And that's where the problems begin.
It's worth noting that you're never actually in direct control of any members of the tribe. You can tell them where to go, but they'll decide how to get there and they don't always take the best route. The problem comes when the route they've chosen leads to unnecessary dangers or implausible passageways. At one point, I had a group that decided it would be better to scale a 50 foot cliff and cross a river of lava than to just take the easy way around. This wouldn't have been a major problem if resources had been abundant, but it became a tedious exercise in trial and error in this instance. At other times, there would be a clear path to the destination but the shaman would wander off, nervously looking for another pathway. This sort of thing doesn't happen often enough to ruin the experience, but it can get irritating. The camera can be a bit clunky at times as well, but doesn't ruin the experience either.

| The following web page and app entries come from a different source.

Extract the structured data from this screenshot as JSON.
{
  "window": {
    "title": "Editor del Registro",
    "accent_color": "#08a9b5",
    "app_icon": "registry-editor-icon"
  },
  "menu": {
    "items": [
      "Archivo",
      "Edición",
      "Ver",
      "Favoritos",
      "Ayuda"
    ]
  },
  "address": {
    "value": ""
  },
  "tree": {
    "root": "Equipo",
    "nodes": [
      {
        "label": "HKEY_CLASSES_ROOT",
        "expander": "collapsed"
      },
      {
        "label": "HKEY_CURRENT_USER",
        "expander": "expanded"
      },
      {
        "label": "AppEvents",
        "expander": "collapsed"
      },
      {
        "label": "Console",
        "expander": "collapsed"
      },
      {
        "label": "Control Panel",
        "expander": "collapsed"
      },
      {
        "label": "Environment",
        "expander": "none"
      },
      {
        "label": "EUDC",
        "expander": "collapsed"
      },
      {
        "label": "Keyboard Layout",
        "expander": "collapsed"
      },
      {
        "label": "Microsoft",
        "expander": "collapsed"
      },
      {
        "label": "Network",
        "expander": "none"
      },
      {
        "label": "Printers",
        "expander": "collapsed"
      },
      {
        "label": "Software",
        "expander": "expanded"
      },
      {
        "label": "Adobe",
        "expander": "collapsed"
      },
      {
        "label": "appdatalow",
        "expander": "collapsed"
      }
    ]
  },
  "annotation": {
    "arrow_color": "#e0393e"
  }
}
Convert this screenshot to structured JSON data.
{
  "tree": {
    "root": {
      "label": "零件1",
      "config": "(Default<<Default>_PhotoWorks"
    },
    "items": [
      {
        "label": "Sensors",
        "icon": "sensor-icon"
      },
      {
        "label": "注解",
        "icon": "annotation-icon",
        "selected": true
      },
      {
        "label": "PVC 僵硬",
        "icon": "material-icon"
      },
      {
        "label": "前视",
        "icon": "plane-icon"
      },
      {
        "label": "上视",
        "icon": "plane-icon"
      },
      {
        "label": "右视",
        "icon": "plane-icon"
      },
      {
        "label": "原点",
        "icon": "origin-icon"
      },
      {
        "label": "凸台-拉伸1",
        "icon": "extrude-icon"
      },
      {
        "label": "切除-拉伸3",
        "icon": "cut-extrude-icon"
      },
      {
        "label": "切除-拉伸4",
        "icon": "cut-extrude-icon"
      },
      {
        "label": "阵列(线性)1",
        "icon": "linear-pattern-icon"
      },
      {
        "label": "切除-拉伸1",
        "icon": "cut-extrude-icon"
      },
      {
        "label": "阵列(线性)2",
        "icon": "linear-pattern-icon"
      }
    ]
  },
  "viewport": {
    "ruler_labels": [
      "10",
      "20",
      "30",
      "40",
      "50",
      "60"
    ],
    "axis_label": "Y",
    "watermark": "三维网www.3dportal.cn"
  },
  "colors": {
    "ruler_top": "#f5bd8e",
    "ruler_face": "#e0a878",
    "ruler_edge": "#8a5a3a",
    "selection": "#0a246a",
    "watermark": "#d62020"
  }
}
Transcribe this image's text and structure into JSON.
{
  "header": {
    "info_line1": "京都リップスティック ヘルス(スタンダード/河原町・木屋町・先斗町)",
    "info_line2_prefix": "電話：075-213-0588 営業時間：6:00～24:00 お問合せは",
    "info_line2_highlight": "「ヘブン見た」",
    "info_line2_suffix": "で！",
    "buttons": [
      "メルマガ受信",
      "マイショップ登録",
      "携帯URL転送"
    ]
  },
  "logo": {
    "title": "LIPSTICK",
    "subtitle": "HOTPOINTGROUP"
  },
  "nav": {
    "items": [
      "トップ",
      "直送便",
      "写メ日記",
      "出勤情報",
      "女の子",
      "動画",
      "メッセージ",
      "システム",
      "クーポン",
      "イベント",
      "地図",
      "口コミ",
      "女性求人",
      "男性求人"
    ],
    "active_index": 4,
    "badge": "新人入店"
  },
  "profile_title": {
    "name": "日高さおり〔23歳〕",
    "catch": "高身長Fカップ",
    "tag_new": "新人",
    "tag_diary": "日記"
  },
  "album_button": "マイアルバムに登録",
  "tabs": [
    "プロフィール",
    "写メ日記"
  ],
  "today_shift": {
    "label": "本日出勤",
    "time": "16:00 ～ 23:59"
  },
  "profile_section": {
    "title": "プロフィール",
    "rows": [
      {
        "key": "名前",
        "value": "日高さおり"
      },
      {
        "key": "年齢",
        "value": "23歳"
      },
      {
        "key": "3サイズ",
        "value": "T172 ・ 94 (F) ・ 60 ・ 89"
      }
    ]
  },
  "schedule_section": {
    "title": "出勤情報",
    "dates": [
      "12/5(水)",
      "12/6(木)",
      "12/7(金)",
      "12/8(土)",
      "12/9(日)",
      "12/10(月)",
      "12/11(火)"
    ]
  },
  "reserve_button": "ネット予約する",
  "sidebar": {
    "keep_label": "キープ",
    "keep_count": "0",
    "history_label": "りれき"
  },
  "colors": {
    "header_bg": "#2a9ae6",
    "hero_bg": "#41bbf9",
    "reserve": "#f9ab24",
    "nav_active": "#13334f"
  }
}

In fact, it's almost a sure thing you won't notice any of this for the first half hour or so because you'll be so distracted by the visuals—the game is absolutely gorgeous. The color palette ranges from paradisiac to menacing. And while the game is made to be played from a bird's-eye view, it still looks decent when zoomed in. The frame rate remains steady despite having a lot of on-screen mayhem, and I'd be confident in saying that the game looks good without adding the qualifier "for a downloadable title." It looks good, period. There were times when I stopped playing just to watch a tidal wave rip through the area then wait until the waves died down again. That said, there were a few jerky animations here or there from the tribesmen, but all in all the game looks stunning.